PURPOSE: BACKGROUND: The global burden of tuberculosis cannot be underestimated and accurate symptom-based screening is important in increasing case detection rates, especially in high burden countries. Local and international consensus data focus on cough as the main symptom to be sought for. However, other studies found out that symptoms like, weight loss, fever, and hemoptysis were more sensitive predictors. OBJECTIVE: To determine the accuracy of cough and other presenting symptoms in predicting the activity of pulmonary tuberculosis.
METHODS: STUDY DESIGN: A database review of the patients seen at the USTH Center for Respiratory Medicine from September 2004 up to August 2007 was done. 512 patients were included and data regarding the symptoms of pulmonary TB, sputum AFB smear, and sputum MTB culture were recorded.
RESULTS: RESULTS: Cough was the most sensitive symptom in predicting active PTB, with a likelihood ratio of 4.4. However, the negative predictive value was only at 19%. For sputum AFB smear, the symptoms found to have a significant positive correlation were cough, fever, night sweats, weight loss, and hemoptysis. Those with positive sputum MTB culture were positively correlated with cough and hemoptysis.

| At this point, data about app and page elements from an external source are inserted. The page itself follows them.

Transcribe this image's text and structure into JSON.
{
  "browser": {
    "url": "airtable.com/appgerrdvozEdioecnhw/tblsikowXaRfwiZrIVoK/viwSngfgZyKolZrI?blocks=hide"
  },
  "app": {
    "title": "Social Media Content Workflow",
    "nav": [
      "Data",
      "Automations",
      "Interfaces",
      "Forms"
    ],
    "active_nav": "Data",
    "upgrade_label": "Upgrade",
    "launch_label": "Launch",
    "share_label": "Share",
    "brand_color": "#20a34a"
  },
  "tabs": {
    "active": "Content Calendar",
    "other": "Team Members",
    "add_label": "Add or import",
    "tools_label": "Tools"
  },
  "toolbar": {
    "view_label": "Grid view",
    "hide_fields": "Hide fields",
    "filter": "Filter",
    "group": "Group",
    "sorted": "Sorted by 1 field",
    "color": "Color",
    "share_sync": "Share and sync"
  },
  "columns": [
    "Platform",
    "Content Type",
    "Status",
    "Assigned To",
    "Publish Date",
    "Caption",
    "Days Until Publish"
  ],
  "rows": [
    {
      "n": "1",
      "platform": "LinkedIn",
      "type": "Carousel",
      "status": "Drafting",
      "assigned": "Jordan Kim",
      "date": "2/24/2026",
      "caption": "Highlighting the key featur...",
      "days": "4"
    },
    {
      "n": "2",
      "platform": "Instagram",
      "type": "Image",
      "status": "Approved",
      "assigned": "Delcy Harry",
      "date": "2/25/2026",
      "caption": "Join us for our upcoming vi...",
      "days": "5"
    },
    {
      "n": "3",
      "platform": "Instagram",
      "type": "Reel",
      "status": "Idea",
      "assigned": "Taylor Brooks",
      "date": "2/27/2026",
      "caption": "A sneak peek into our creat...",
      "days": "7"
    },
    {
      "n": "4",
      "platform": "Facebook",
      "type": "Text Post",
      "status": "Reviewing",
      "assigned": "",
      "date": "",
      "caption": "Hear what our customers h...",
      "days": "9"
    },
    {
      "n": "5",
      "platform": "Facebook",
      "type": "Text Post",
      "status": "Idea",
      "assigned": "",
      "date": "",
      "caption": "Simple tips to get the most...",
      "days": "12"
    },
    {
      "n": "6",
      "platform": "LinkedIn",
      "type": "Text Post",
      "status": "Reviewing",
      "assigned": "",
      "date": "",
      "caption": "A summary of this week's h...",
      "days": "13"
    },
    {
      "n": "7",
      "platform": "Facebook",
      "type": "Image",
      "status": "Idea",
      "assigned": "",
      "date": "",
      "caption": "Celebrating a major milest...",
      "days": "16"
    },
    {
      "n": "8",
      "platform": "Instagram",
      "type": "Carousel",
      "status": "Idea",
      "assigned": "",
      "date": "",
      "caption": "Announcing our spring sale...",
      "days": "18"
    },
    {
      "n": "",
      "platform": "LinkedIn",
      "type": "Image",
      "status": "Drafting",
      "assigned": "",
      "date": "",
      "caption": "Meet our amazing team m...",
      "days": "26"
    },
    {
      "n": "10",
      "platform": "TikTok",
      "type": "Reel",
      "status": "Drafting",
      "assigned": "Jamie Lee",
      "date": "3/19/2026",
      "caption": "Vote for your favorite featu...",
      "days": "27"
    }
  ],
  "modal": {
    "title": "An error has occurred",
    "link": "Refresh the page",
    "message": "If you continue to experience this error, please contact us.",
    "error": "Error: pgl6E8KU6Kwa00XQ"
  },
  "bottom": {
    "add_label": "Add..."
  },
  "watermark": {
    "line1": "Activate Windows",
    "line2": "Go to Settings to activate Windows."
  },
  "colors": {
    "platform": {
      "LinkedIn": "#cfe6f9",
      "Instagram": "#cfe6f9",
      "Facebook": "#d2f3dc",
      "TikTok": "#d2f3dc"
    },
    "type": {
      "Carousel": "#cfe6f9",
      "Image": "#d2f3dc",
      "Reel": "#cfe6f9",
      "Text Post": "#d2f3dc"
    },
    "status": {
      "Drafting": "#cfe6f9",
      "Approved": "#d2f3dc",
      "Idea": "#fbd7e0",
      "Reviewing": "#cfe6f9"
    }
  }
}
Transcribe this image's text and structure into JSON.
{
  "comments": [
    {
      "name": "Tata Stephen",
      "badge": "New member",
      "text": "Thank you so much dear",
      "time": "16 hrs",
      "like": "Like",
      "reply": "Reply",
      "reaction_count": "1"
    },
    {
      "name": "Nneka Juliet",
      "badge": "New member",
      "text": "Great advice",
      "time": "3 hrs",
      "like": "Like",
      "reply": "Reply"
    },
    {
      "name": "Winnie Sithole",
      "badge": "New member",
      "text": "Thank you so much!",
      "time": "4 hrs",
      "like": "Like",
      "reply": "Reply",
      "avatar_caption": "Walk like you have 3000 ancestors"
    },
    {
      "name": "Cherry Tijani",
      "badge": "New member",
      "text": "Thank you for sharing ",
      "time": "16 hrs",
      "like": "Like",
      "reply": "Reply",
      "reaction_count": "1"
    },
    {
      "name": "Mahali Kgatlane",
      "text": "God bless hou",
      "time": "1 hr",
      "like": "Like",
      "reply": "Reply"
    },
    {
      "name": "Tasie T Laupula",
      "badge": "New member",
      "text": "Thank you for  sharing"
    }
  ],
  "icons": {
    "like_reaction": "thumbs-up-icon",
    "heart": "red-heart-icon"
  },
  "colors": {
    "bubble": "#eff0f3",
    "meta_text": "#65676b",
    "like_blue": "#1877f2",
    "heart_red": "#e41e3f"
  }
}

CONCLUSION: CONCLUSION: Cough is the most sensitive screening symptom for active tuberculosis, though with a likelihood ratio of only 4.4. Other additional symptoms (weight loss, fever, night sweats, and hemoptysis) should be sought for since their presence correlated with active pulmonary tuberculosis.
CLINICAL IMPLICATIONS: In increasing case detection rates of pulmonary tuberculosis, it is important to note that cough still remains to be the most sensitive symptom in predicting activity. Additional symptoms like weight loss, fever, night sweats, and hemoptysis should increase clinical suspicion more.

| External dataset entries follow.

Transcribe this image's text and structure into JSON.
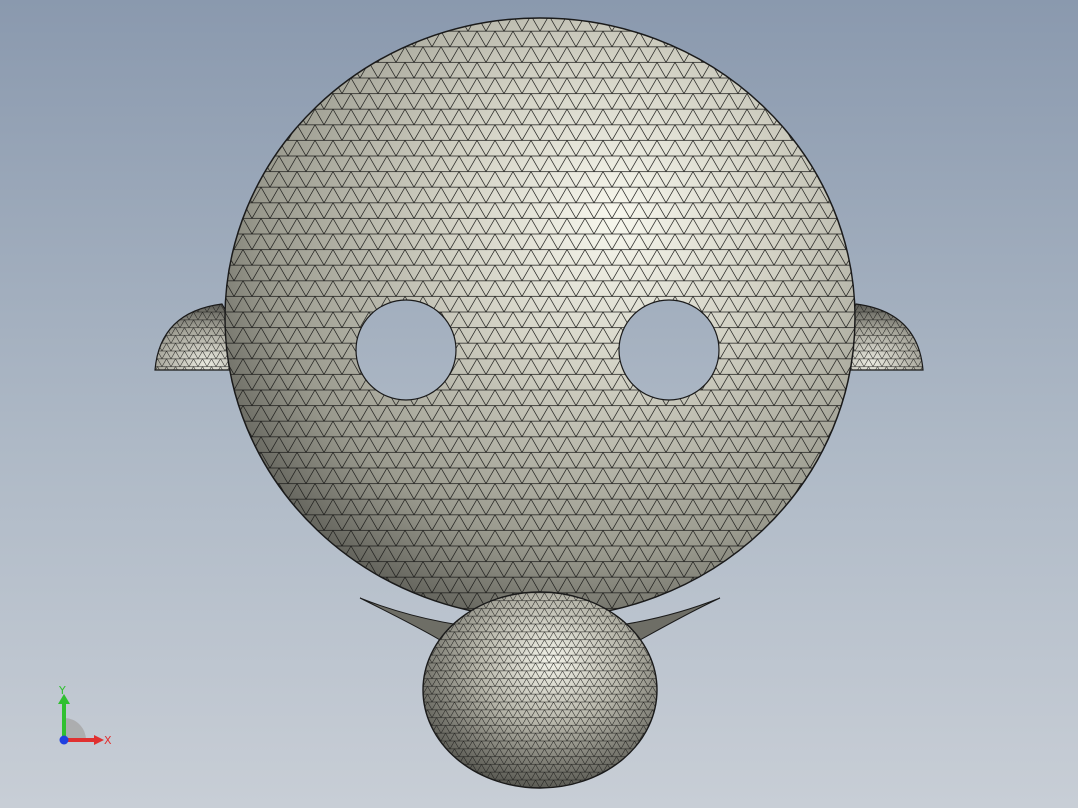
{
  "viewport": {
    "colors": {
      "background_top": "#8a99ae",
      "background_bottom": "#c8ced6",
      "model_highlight": "#f6f6ec",
      "model_mid": "#a9a89b",
      "model_shadow": "#4a4a45",
      "mesh_line": "#1a1a1a"
    }
  },
  "triad": {
    "x_label": "X",
    "y_label": "Y",
    "x_color": "#e03030",
    "y_color": "#30c030",
    "z_color": "#2040e0"
  }
}
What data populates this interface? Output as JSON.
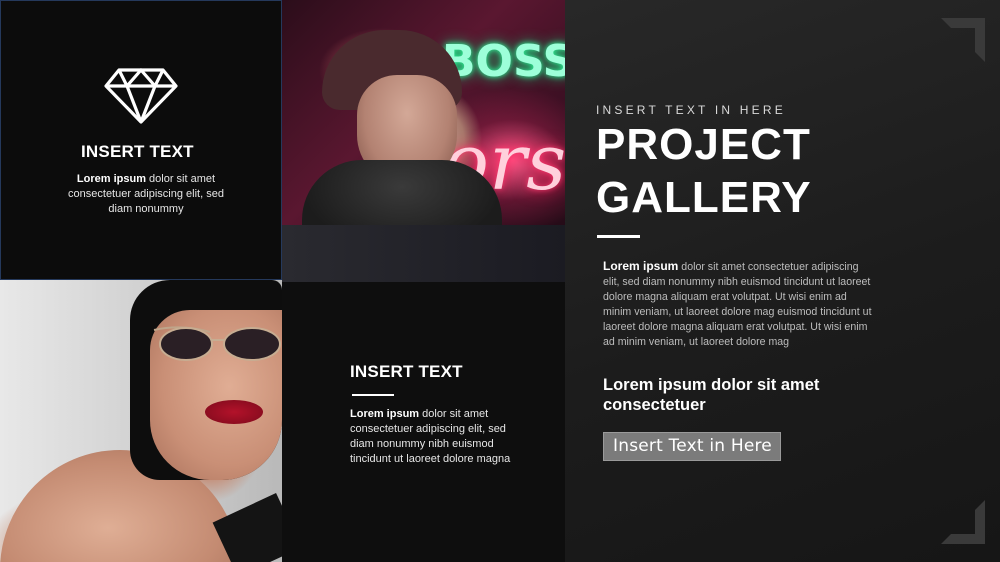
{
  "tile_top_left": {
    "icon": "diamond-icon",
    "heading": "INSERT TEXT",
    "body_bold": "Lorem ipsum",
    "body_rest": " dolor sit amet consectetuer adipiscing elit, sed diam nonummy"
  },
  "tile_neon": {
    "image": "man-with-neon-signs-photo",
    "sign_text_green": "BOSS",
    "sign_text_pink": "ors"
  },
  "tile_woman": {
    "image": "woman-with-sunglasses-photo"
  },
  "tile_bottom_middle": {
    "heading": "INSERT TEXT",
    "body_bold": "Lorem ipsum",
    "body_rest": " dolor sit amet consectetuer adipiscing elit, sed diam nonummy nibh euismod tincidunt ut laoreet dolore magna"
  },
  "right_panel": {
    "subtitle": "INSERT TEXT IN HERE",
    "title_line1": "PROJECT",
    "title_line2": "GALLERY",
    "body_bold": "Lorem  ipsum",
    "body_rest": " dolor sit amet consectetuer adipiscing elit, sed diam nonummy nibh euismod tincidunt ut laoreet dolore magna aliquam erat volutpat. Ut wisi enim ad minim veniam, ut laoreet dolore mag euismod tincidunt ut laoreet dolore magna aliquam erat volutpat. Ut wisi enim ad minim veniam, ut laoreet dolore mag",
    "headline": "Lorem ipsum dolor sit amet consectetuer",
    "cta_label": "Insert Text in Here"
  },
  "colors": {
    "panel_bg": "#1c1c1c",
    "tile_dark": "#0c0c0c",
    "cta_bg": "#7b7b7b",
    "accent_white": "#ffffff"
  }
}
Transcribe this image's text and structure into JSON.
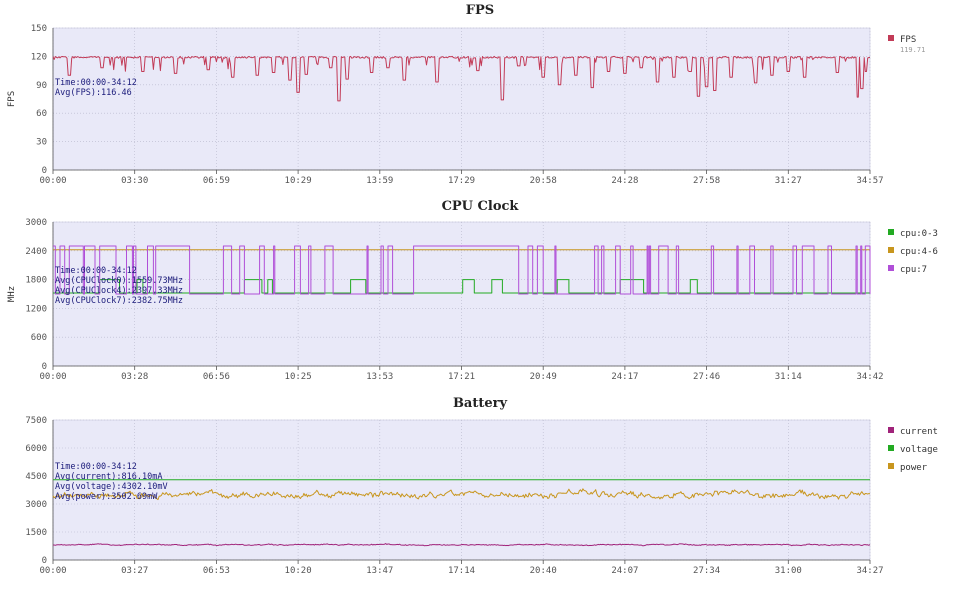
{
  "chart_data": [
    {
      "type": "line",
      "title": "FPS",
      "ylabel": "FPS",
      "ylim": [
        0,
        150
      ],
      "yticks": [
        "0",
        "30",
        "60",
        "90",
        "120",
        "150"
      ],
      "xticks": [
        "00:00",
        "03:30",
        "06:59",
        "10:29",
        "13:59",
        "17:29",
        "20:58",
        "24:28",
        "27:58",
        "31:27",
        "34:57"
      ],
      "annotations": [
        "Time:00:00-34:12",
        "Avg(FPS):116.46"
      ],
      "legend": [
        {
          "name": "FPS",
          "sub": "119.71",
          "color": "#c23b57"
        }
      ],
      "series": [
        {
          "name": "FPS",
          "color": "#c23b57",
          "baseline": 120,
          "noise": 2,
          "dips": [
            [
              0.02,
              100
            ],
            [
              0.06,
              108
            ],
            [
              0.11,
              104
            ],
            [
              0.15,
              102
            ],
            [
              0.19,
              106
            ],
            [
              0.22,
              98
            ],
            [
              0.25,
              100
            ],
            [
              0.27,
              103
            ],
            [
              0.29,
              95
            ],
            [
              0.3,
              82
            ],
            [
              0.31,
              101
            ],
            [
              0.34,
              108
            ],
            [
              0.35,
              73
            ],
            [
              0.36,
              96
            ],
            [
              0.39,
              103
            ],
            [
              0.41,
              108
            ],
            [
              0.43,
              95
            ],
            [
              0.47,
              93
            ],
            [
              0.52,
              105
            ],
            [
              0.55,
              74
            ],
            [
              0.57,
              110
            ],
            [
              0.6,
              98
            ],
            [
              0.62,
              90
            ],
            [
              0.64,
              100
            ],
            [
              0.66,
              87
            ],
            [
              0.68,
              104
            ],
            [
              0.7,
              102
            ],
            [
              0.72,
              108
            ],
            [
              0.74,
              93
            ],
            [
              0.76,
              98
            ],
            [
              0.78,
              104
            ],
            [
              0.79,
              78
            ],
            [
              0.8,
              88
            ],
            [
              0.81,
              84
            ],
            [
              0.83,
              98
            ],
            [
              0.86,
              92
            ],
            [
              0.88,
              100
            ],
            [
              0.9,
              104
            ],
            [
              0.92,
              98
            ],
            [
              0.96,
              103
            ],
            [
              0.985,
              77
            ],
            [
              0.99,
              86
            ],
            [
              0.995,
              104
            ]
          ]
        }
      ]
    },
    {
      "type": "line",
      "title": "CPU Clock",
      "ylabel": "MHz",
      "ylim": [
        0,
        3000
      ],
      "yticks": [
        "0",
        "600",
        "1200",
        "1800",
        "2400",
        "3000"
      ],
      "xticks": [
        "00:00",
        "03:28",
        "06:56",
        "10:25",
        "13:53",
        "17:21",
        "20:49",
        "24:17",
        "27:46",
        "31:14",
        "34:42"
      ],
      "annotations": [
        "Time:00:00-34:12",
        "Avg(CPUClock0):1559.73MHz",
        "Avg(CPUClock4):2397.33MHz",
        "Avg(CPUClock7):2382.75MHz"
      ],
      "legend": [
        {
          "name": "cpu:0-3",
          "color": "#22aa22"
        },
        {
          "name": "cpu:4-6",
          "color": "#c8961e"
        },
        {
          "name": "cpu:7",
          "color": "#b04fd8"
        }
      ],
      "series": [
        {
          "name": "cpu:0-3",
          "color": "#22aa22",
          "low": 1520,
          "high": 1800
        },
        {
          "name": "cpu:4-6",
          "color": "#c8961e",
          "value": 2420
        },
        {
          "name": "cpu:7",
          "color": "#b04fd8",
          "low": 1500,
          "high": 2500
        }
      ]
    },
    {
      "type": "line",
      "title": "Battery",
      "ylabel": "",
      "ylim": [
        0,
        7500
      ],
      "yticks": [
        "0",
        "1500",
        "3000",
        "4500",
        "6000",
        "7500"
      ],
      "xticks": [
        "00:00",
        "03:27",
        "06:53",
        "10:20",
        "13:47",
        "17:14",
        "20:40",
        "24:07",
        "27:34",
        "31:00",
        "34:27"
      ],
      "annotations": [
        "Time:00:00-34:12",
        "Avg(current):816.10mA",
        "Avg(voltage):4302.10mV",
        "Avg(power):3502.69mW"
      ],
      "legend": [
        {
          "name": "current",
          "color": "#a0237a"
        },
        {
          "name": "voltage",
          "color": "#22aa22"
        },
        {
          "name": "power",
          "color": "#c8961e"
        }
      ],
      "series": [
        {
          "name": "current",
          "color": "#a0237a",
          "mean": 816,
          "noise": 60
        },
        {
          "name": "voltage",
          "color": "#22aa22",
          "mean": 4302,
          "noise": 0
        },
        {
          "name": "power",
          "color": "#c8961e",
          "mean": 3502,
          "noise": 300
        }
      ]
    }
  ]
}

DISCLOSURE: Julie Christie Visperas, No Financial Disclosure Information; No Product/Research Disclosure Information